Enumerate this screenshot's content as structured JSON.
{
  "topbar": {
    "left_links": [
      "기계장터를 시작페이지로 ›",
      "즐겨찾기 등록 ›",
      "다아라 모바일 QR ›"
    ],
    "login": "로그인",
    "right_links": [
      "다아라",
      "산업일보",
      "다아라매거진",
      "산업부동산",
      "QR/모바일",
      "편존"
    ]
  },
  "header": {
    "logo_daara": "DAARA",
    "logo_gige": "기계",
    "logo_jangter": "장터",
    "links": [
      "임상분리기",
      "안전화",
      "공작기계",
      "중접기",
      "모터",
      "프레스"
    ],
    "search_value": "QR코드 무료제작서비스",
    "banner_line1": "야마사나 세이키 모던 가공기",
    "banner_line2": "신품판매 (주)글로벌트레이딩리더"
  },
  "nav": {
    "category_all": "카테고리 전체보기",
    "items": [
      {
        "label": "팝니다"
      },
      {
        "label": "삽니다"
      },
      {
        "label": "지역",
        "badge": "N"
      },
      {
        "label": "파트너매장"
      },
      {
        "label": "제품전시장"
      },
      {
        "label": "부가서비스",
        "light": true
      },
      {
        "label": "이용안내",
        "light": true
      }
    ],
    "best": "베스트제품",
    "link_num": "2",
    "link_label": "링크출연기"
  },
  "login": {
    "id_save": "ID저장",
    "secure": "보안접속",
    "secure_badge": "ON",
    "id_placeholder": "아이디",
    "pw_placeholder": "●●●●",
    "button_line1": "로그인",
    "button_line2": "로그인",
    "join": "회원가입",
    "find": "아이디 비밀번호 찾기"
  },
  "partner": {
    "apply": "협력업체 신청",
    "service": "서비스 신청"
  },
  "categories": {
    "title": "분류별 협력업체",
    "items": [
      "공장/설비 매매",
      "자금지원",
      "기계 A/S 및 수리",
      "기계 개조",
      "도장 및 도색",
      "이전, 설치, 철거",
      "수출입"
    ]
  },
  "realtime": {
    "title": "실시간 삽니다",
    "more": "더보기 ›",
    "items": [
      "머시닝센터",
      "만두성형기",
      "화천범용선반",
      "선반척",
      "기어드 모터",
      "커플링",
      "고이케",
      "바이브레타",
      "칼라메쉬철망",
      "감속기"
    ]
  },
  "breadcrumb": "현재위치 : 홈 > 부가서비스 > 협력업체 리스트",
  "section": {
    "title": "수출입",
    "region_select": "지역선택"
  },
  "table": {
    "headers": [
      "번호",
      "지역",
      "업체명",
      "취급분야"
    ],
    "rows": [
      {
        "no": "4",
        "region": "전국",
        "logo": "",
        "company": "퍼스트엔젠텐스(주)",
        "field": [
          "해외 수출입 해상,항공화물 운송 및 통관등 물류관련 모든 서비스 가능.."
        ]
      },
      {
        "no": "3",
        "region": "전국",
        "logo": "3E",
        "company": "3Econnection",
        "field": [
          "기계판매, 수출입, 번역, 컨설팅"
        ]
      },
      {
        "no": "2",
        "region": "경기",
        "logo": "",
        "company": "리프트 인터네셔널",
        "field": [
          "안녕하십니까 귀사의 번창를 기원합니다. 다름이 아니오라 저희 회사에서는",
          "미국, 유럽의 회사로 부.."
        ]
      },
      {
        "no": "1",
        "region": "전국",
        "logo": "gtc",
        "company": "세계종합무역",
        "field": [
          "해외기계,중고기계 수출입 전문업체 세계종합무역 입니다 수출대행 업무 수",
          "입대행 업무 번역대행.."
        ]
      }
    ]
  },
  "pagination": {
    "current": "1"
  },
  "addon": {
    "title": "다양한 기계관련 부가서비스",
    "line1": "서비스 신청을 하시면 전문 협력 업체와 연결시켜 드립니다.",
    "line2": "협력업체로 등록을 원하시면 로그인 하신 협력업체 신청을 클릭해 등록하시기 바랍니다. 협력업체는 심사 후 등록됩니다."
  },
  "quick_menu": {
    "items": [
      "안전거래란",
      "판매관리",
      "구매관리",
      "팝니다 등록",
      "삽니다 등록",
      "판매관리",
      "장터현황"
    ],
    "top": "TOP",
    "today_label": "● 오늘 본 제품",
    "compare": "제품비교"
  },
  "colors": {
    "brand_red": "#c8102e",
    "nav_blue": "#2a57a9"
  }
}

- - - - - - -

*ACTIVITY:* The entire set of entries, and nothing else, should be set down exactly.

*EXERCISE SOLUTION:*
Enumerate this screenshot's content as structured JSON.
{
  "topbar": {
    "left_links": [
      "기계장터를 시작페이지로 ›",
      "즐겨찾기 등록 ›",
      "다아라 모바일 QR ›"
    ],
    "login": "로그인",
    "right_links": [
      "다아라",
      "산업일보",
      "다아라매거진",
      "산업부동산",
      "QR/모바일",
      "편존"
    ]
  },
  "header": {
    "logo_daara": "DAARA",
    "logo_gige": "기계",
    "logo_jangter": "장터",
    "links": [
      "임상분리기",
      "안전화",
      "공작기계",
      "중접기",
      "모터",
      "프레스"
    ],
    "search_value": "QR코드 무료제작서비스",
    "banner_line1": "야마사나 세이키 모던 가공기",
    "banner_line2": "신품판매 (주)글로벌트레이딩리더"
  },
  "nav": {
    "category_all": "카테고리 전체보기",
    "items": [
      {
        "label": "팝니다"
      },
      {
        "label": "삽니다"
      },
      {
        "label": "지역",
        "badge": "N"
      },
      {
        "label": "파트너매장"
      },
      {
        "label": "제품전시장"
      },
      {
        "label": "부가서비스",
        "light": true
      },
      {
        "label": "이용안내",
        "light": true
      }
    ],
    "best": "베스트제품",
    "link_num": "2",
    "link_label": "링크출연기"
  },
  "login": {
    "id_save": "ID저장",
    "secure": "보안접속",
    "secure_badge": "ON",
    "id_placeholder": "아이디",
    "pw_placeholder": "●●●●",
    "button_line1": "로그인",
    "button_line2": "로그인",
    "join": "회원가입",
    "find": "아이디 비밀번호 찾기"
  },
  "partner": {
    "apply": "협력업체 신청",
    "service": "서비스 신청"
  },
  "categories": {
    "title": "분류별 협력업체",
    "items": [
      "공장/설비 매매",
      "자금지원",
      "기계 A/S 및 수리",
      "기계 개조",
      "도장 및 도색",
      "이전, 설치, 철거",
      "수출입"
    ]
  },
  "realtime": {
    "title": "실시간 삽니다",
    "more": "더보기 ›",
    "items": [
      "머시닝센터",
      "만두성형기",
      "화천범용선반",
      "선반척",
      "기어드 모터",
      "커플링",
      "고이케",
      "바이브레타",
      "칼라메쉬철망",
      "감속기"
    ]
  },
  "breadcrumb": "현재위치 : 홈 > 부가서비스 > 협력업체 리스트",
  "section": {
    "title": "수출입",
    "region_select": "지역선택"
  },
  "table": {
    "headers": [
      "번호",
      "지역",
      "업체명",
      "취급분야"
    ],
    "rows": [
      {
        "no": "4",
        "region": "전국",
        "logo": "",
        "company": "퍼스트엔젠텐스(주)",
        "field": [
          "해외 수출입 해상,항공화물 운송 및 통관등 물류관련 모든 서비스 가능.."
        ]
      },
      {
        "no": "3",
        "region": "전국",
        "logo": "3E",
        "company": "3Econnection",
        "field": [
          "기계판매, 수출입, 번역, 컨설팅"
        ]
      },
      {
        "no": "2",
        "region": "경기",
        "logo": "",
        "company": "리프트 인터네셔널",
        "field": [
          "안녕하십니까 귀사의 번창를 기원합니다. 다름이 아니오라 저희 회사에서는",
          "미국, 유럽의 회사로 부.."
        ]
      },
      {
        "no": "1",
        "region": "전국",
        "logo": "gtc",
        "company": "세계종합무역",
        "field": [
          "해외기계,중고기계 수출입 전문업체 세계종합무역 입니다 수출대행 업무 수",
          "입대행 업무 번역대행.."
        ]
      }
    ]
  },
  "pagination": {
    "current": "1"
  },
  "addon": {
    "title": "다양한 기계관련 부가서비스",
    "line1": "서비스 신청을 하시면 전문 협력 업체와 연결시켜 드립니다.",
    "line2": "협력업체로 등록을 원하시면 로그인 하신 협력업체 신청을 클릭해 등록하시기 바랍니다. 협력업체는 심사 후 등록됩니다."
  },
  "quick_menu": {
    "items": [
      "안전거래란",
      "판매관리",
      "구매관리",
      "팝니다 등록",
      "삽니다 등록",
      "판매관리",
      "장터현황"
    ],
    "top": "TOP",
    "today_label": "● 오늘 본 제품",
    "compare": "제품비교"
  },
  "colors": {
    "brand_red": "#c8102e",
    "nav_blue": "#2a57a9"
  }
}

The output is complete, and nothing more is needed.